He gets broken out of jail by Billy Baker, who pretends to be drunk, and smuggles a gun into the jail. He’s shot in the escape, though he gives Ryan his first clue to begin unraveling the plot against him and also the rustling he’s checking into.
We now get to the meat of the film as he begins his long trek, taking up months(snow is in a lot of the later scenes). He’s looking for a man named Jeremiah Prescott(Furio Meniconi), a man with some information that might be useful. The trail leads him to Baker’s sister-in-law, Evelyn(Teresa Gimpera), who’s husband had been murdered by the rustlers. She sends him to Padre Carmelo(spaghetti vet Nellio Pazzafini playing against type: mostly he played thugs). Even here, he’s not quite the squeaky clean holy man. He wears a gun belt under his robes and passes Ryan a hand gun, not to mention a horse. He tells how to find Prescott.
Along the way, he runs into his gambler friend Heywood again, who’s seen the wanted posters out on him. $5,000. He signs on to help Ryan and heads into the little town where he begins a courtship of the witness against Ryan.
Prescott, it turns out, had designed a branding iron for Gold’s stock, utilizing all the brands of the neighbor ranches, and making such for each that laying the partials over the stolen cattle’s brands, it looked like Gold’s. Now all he had to do was find them, get them to Anderson, all without getting captured or killed. Not an easy task.
I liked this one, a spaghetti slightly different from most of them, more of a traditional western. There’s violence and shooting, though far less than usual, more of a detective story as Ryan traces down each clue, puts them all together, and clears his name.
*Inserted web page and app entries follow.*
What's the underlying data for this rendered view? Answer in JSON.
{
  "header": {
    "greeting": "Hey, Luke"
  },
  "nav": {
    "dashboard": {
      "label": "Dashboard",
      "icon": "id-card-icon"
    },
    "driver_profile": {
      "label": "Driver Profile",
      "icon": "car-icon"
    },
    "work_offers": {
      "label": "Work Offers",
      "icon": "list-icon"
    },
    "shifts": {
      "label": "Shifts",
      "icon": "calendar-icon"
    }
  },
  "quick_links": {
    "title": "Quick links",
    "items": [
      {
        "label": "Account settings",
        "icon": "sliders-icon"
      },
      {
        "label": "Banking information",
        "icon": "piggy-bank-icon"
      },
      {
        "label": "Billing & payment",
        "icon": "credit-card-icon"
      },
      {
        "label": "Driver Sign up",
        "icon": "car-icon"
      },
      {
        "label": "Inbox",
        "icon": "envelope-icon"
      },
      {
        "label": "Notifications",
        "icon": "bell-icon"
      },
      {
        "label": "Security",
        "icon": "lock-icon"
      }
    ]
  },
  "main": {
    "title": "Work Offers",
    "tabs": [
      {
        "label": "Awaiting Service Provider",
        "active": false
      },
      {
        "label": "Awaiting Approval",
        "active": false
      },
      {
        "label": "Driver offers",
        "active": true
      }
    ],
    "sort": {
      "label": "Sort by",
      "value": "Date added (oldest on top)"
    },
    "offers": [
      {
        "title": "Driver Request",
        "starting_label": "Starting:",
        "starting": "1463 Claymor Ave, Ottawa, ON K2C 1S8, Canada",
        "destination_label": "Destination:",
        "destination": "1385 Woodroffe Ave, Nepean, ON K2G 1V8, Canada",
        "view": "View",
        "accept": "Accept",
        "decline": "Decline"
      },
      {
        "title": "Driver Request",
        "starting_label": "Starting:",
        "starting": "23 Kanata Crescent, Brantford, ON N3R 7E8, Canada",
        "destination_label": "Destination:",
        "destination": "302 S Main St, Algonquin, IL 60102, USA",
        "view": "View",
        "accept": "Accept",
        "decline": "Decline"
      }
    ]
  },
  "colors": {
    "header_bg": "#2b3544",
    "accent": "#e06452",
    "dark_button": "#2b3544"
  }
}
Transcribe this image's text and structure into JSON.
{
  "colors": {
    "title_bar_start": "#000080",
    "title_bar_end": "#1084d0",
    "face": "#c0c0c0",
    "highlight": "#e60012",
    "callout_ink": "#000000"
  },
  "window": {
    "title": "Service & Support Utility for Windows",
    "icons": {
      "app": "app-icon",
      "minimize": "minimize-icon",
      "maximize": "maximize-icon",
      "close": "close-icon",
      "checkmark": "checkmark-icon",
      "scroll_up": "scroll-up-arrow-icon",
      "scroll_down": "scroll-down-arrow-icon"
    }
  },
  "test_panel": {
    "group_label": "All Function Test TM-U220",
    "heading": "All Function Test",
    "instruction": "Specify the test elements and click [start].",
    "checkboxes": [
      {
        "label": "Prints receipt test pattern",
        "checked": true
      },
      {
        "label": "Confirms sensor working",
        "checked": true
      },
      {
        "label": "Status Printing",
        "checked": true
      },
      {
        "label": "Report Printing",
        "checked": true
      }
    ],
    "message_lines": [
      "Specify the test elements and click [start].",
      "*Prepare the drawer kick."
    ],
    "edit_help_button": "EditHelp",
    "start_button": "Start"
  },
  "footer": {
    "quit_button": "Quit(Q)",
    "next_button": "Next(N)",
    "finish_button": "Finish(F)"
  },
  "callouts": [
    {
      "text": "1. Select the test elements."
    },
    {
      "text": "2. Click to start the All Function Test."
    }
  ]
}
In preparing this post, I learned one sad thing. Gemma passed away on October 1st. He was seventy-five.
Another oddity with this picture. It was the only spaghetti western that had an English title in Italy.